By laurar on Nov 16, 2006
Building 32 on the MIT Campus is an intriguing building. It sits on the site of the famous old "building 20" and there's plywood from the old structure at the end of one of the long halls. It's a structure that seems to be a double-helix of curving hallways...Staircases that lead to isolated mezzanines. Elevators that take you to floors higher. Doors that open into expansive work areas that look like a nursery school for the most brilliant minds.
The camera crew dropped in on a Monday afternoon to interview Richard Stallman, founder of the Free Software Foundation, and the author of the GNU Public License. Java, GPL, and Richard Stallman.
Now \*there\* are 4 words that in the past didn't go well together. Richard Stallman and the Free Software Foundation were always that voice on our shoulder, saying that Java should be Free.
Today it is. Free as in Freedom.
Free software developers can now look at Java.
Sun has open sourced their implementations of Java technology. - Java Standard Edition (traditionally run on desktops), Java Micro Edition (traditionally run on phones and embedded devices) and Java Enterprise Edition (traditionally run in business infrastructure) - using the Free Software Foundation's GNU General Public License (GPLv2), the license at the center of the GNU/Linux community - We have reached out to include a community of developers that historically could not participate in our innovation.

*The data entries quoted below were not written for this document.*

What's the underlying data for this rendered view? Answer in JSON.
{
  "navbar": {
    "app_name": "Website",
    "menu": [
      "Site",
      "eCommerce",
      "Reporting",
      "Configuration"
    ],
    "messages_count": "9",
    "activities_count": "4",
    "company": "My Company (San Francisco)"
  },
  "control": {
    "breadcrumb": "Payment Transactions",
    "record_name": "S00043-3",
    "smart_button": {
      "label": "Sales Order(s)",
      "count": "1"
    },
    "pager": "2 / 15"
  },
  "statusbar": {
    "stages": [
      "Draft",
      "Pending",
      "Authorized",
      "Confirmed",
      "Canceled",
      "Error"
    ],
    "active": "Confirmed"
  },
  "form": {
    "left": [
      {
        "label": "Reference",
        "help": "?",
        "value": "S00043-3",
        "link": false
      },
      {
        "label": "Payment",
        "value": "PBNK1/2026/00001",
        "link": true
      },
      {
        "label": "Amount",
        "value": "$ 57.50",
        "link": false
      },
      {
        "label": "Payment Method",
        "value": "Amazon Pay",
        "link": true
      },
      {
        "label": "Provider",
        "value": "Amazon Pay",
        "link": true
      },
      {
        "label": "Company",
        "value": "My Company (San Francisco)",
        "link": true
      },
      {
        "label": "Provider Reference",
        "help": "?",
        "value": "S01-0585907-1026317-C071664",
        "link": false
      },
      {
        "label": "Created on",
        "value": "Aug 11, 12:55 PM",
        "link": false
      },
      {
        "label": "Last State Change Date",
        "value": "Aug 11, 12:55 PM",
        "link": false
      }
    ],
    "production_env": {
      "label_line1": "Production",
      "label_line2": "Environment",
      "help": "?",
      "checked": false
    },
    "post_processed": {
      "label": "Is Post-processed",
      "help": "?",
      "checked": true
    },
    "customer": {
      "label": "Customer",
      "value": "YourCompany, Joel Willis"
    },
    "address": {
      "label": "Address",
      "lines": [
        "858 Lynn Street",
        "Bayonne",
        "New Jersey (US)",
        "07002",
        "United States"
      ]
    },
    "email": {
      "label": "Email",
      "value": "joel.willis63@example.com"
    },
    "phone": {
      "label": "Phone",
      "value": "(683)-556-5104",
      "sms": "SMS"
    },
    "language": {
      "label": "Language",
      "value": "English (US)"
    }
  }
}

Which brings me to why we were lost in Building 32 last Monday. To record Richard Stallman's reaction and commentary on the plan. Would he support us? Would he applaud the effort?
We wandered the building and found his office-- a complex world, full of books, magazines, equipment, a fabulously diverse music collection that he runs on a system powered by a refurbished Onkyo receiver. Richard sat for our interview and was enthusiastic. And talkative!
As part of the interview, we asked, What is Free Software?
"Free software means software that respects the user's freedom. There are four essential freedoms that a user of software should always have.
--Freedom 0 is the freedom to run the program as you wish
--Freedom 1 is the freedom to study the source code and change it so the program does what you wish when you run it.
--Freedom 2 is the freedom to distribute copies to other up to and including republication when you wish.
--Freedom 3 is the freedom to distribute copies of your modified versions up to and including publication when you wish.
With these four freedoms, the users live in freedom and in particular they're free to cooperate with each other. Free to form communities in which people help each other. And free software develops democratically under the control of its users. So free software is the software that goes with freedom and democracy."
As the video team started to carry out the equipment, the building didn't seem quite as confusing. I hope we visit there often.